[Start of Attachment]

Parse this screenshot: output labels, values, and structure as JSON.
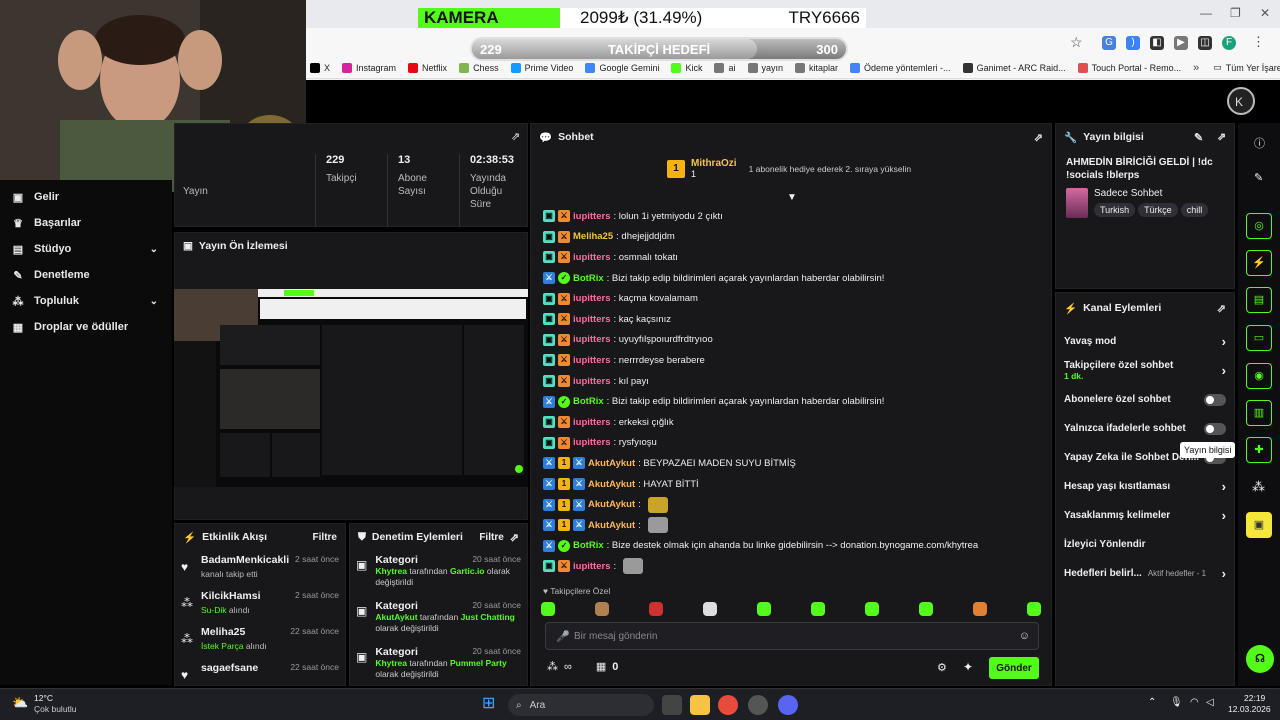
{
  "overlay": {
    "camera_label": "KAMERA",
    "price_text": "2099₺ (31.49%)",
    "currency_pair": "TRY6666",
    "goal_current": "229",
    "goal_label": "TAKİPÇİ HEDEFİ",
    "goal_target": "300",
    "goal_progress": 0.763
  },
  "bookmarks": [
    {
      "label": "X",
      "color": "#000000"
    },
    {
      "label": "Instagram",
      "color": "#d6249f"
    },
    {
      "label": "Netflix",
      "color": "#e50914"
    },
    {
      "label": "Chess",
      "color": "#81b64c"
    },
    {
      "label": "Prime Video",
      "color": "#1399ff"
    },
    {
      "label": "Google Gemini",
      "color": "#4285f4"
    },
    {
      "label": "Kick",
      "color": "#53fc18"
    },
    {
      "label": "ai",
      "color": "#777777"
    },
    {
      "label": "yayın",
      "color": "#777777"
    },
    {
      "label": "kitaplar",
      "color": "#777777"
    },
    {
      "label": "Ödeme yöntemleri -...",
      "color": "#4285f4"
    },
    {
      "label": "Ganimet - ARC Raid...",
      "color": "#333333"
    },
    {
      "label": "Touch Portal - Remo...",
      "color": "#e05050"
    }
  ],
  "bookmarks_more": "»",
  "bookmarks_all": "Tüm Yer İşaretleri",
  "nav": {
    "items": [
      {
        "label": "Gelir",
        "icon": "wallet-icon"
      },
      {
        "label": "Başarılar",
        "icon": "trophy-icon"
      },
      {
        "label": "Stüdyo",
        "icon": "studio-icon"
      },
      {
        "label": "Denetleme",
        "icon": "wrench-icon"
      },
      {
        "label": "Topluluk",
        "icon": "people-icon"
      },
      {
        "label": "Droplar ve ödüller",
        "icon": "gift-icon"
      }
    ],
    "partial_label": "Yayın"
  },
  "stats": {
    "followers_value": "229",
    "followers_label": "Takipçi",
    "subs_value": "13",
    "subs_label": "Abone Sayısı",
    "uptime_value": "02:38:53",
    "uptime_label": "Yayında Olduğu Süre"
  },
  "preview": {
    "title": "Yayın Ön İzlemesi"
  },
  "activity": {
    "title": "Etkinlik Akışı",
    "filter": "Filtre",
    "events": [
      {
        "name": "BadamMenkicakli",
        "time": "2 saat önce",
        "sub_plain": "kanalı takip etti",
        "sub_highlight": ""
      },
      {
        "name": "KilcikHamsi",
        "time": "2 saat önce",
        "sub_plain": " alındı",
        "sub_highlight": "Su-Dik"
      },
      {
        "name": "Meliha25",
        "time": "22 saat önce",
        "sub_plain": " alındı",
        "sub_highlight": "İstek Parça"
      },
      {
        "name": "sagaefsane",
        "time": "22 saat önce",
        "sub_plain": "",
        "sub_highlight": ""
      }
    ]
  },
  "moderation": {
    "title": "Denetim Eylemleri",
    "filter": "Filtre",
    "actions": [
      {
        "type": "Kategori",
        "time": "20 saat önce",
        "who": "Khytrea",
        "mid": " tarafından ",
        "what": "Gartic.io",
        "tail": " olarak değiştirildi"
      },
      {
        "type": "Kategori",
        "time": "20 saat önce",
        "who": "AkutAykut",
        "mid": " tarafından ",
        "what": "Just Chatting",
        "tail": " olarak değiştirildi"
      },
      {
        "type": "Kategori",
        "time": "20 saat önce",
        "who": "Khytrea",
        "mid": " tarafından ",
        "what": "Pummel Party",
        "tail": " olarak değiştirildi"
      }
    ]
  },
  "chat": {
    "title": "Sohbet",
    "pinned_user": "MithraOzi",
    "pinned_count": "1",
    "pinned_text": "1 abonelik hediye ederek 2. sıraya yükselin",
    "messages": [
      {
        "user": "iupitters",
        "color": "pink",
        "text": ": lolun 1i yetmiyodu 2 çıktı",
        "emote": false
      },
      {
        "user": "Meliha25",
        "color": "yellow",
        "text": ": dhejejjddjdm",
        "emote": false
      },
      {
        "user": "iupitters",
        "color": "pink",
        "text": ": osmnalı tokatı",
        "emote": false
      },
      {
        "user": "BotRix",
        "color": "green",
        "text": ": Bizi takip edip bildirimleri açarak yayınlardan haberdar olabilirsin!",
        "emote": false
      },
      {
        "user": "iupitters",
        "color": "pink",
        "text": ": kaçma kovalamam",
        "emote": false
      },
      {
        "user": "iupitters",
        "color": "pink",
        "text": ": kaç kaçsınız",
        "emote": false
      },
      {
        "user": "iupitters",
        "color": "pink",
        "text": ": uyuyfılşpoıurdfrdtryıoo",
        "emote": false
      },
      {
        "user": "iupitters",
        "color": "pink",
        "text": ": nerrrdeyse berabere",
        "emote": false
      },
      {
        "user": "iupitters",
        "color": "pink",
        "text": ": kıl payı",
        "emote": false
      },
      {
        "user": "BotRix",
        "color": "green",
        "text": ": Bizi takip edip bildirimleri açarak yayınlardan haberdar olabilirsin!",
        "emote": false
      },
      {
        "user": "iupitters",
        "color": "pink",
        "text": ": erkeksi çığlık",
        "emote": false
      },
      {
        "user": "iupitters",
        "color": "pink",
        "text": ": rysfyıoşu",
        "emote": false
      },
      {
        "user": "AkutAykut",
        "color": "orange",
        "text": ": BEYPAZAEI MADEN SUYU BİTMİŞ",
        "emote": false
      },
      {
        "user": "AkutAykut",
        "color": "orange",
        "text": ": HAYAT BİTTİ",
        "emote": false
      },
      {
        "user": "AkutAykut",
        "color": "orange",
        "text": ":",
        "emote": true
      },
      {
        "user": "AkutAykut",
        "color": "orange",
        "text": ":",
        "emote": true
      },
      {
        "user": "BotRix",
        "color": "green",
        "text": ": Bize destek olmak için ahanda bu linke gidebilirsin --> donation.bynogame.com/khytrea",
        "emote": false
      },
      {
        "user": "iupitters",
        "color": "pink",
        "text": ":",
        "emote": true
      }
    ],
    "followers_only": "Takipçilere Özel",
    "input_placeholder": "Bir mesaj gönderin",
    "points_value": "0",
    "infinity": "∞",
    "send_label": "Gönder"
  },
  "stream_info": {
    "title": "Yayın bilgisi",
    "stream_title": "AHMEDİN BİRİCİĞİ GELDİ | !dc !socials !blerps",
    "category": "Sadece Sohbet",
    "tags": [
      "Turkish",
      "Türkçe",
      "chill"
    ]
  },
  "channel_actions": {
    "title": "Kanal Eylemleri",
    "rows": [
      {
        "label": "Yavaş mod",
        "kind": "chevron",
        "sub": ""
      },
      {
        "label": "Takipçilere özel sohbet",
        "kind": "chevron",
        "sub": "1 dk."
      },
      {
        "label": "Abonelere özel sohbet",
        "kind": "toggle",
        "sub": ""
      },
      {
        "label": "Yalnızca ifadelerle sohbet",
        "kind": "toggle",
        "sub": ""
      },
      {
        "label": "Yapay Zeka ile Sohbet Den...",
        "kind": "toggle",
        "sub": ""
      },
      {
        "label": "Hesap yaşı kısıtlaması",
        "kind": "chevron",
        "sub": ""
      },
      {
        "label": "Yasaklanmış kelimeler",
        "kind": "chevron",
        "sub": ""
      },
      {
        "label": "İzleyici Yönlendir",
        "kind": "none",
        "sub": ""
      },
      {
        "label": "Hedefleri belirl...",
        "kind": "chevron",
        "sub": "Aktif hedefler - 1"
      }
    ]
  },
  "tooltip": "Yayın bilgisi",
  "taskbar": {
    "weather_temp": "12°C",
    "weather_desc": "Çok bulutlu",
    "search": "Ara",
    "time": "22:19",
    "date": "12.03.2026"
  },
  "colors": {
    "kick_green": "#53fc18",
    "panel": "#18181b"
  }
}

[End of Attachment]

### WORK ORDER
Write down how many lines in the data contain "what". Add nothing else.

### ANSWER BOX
3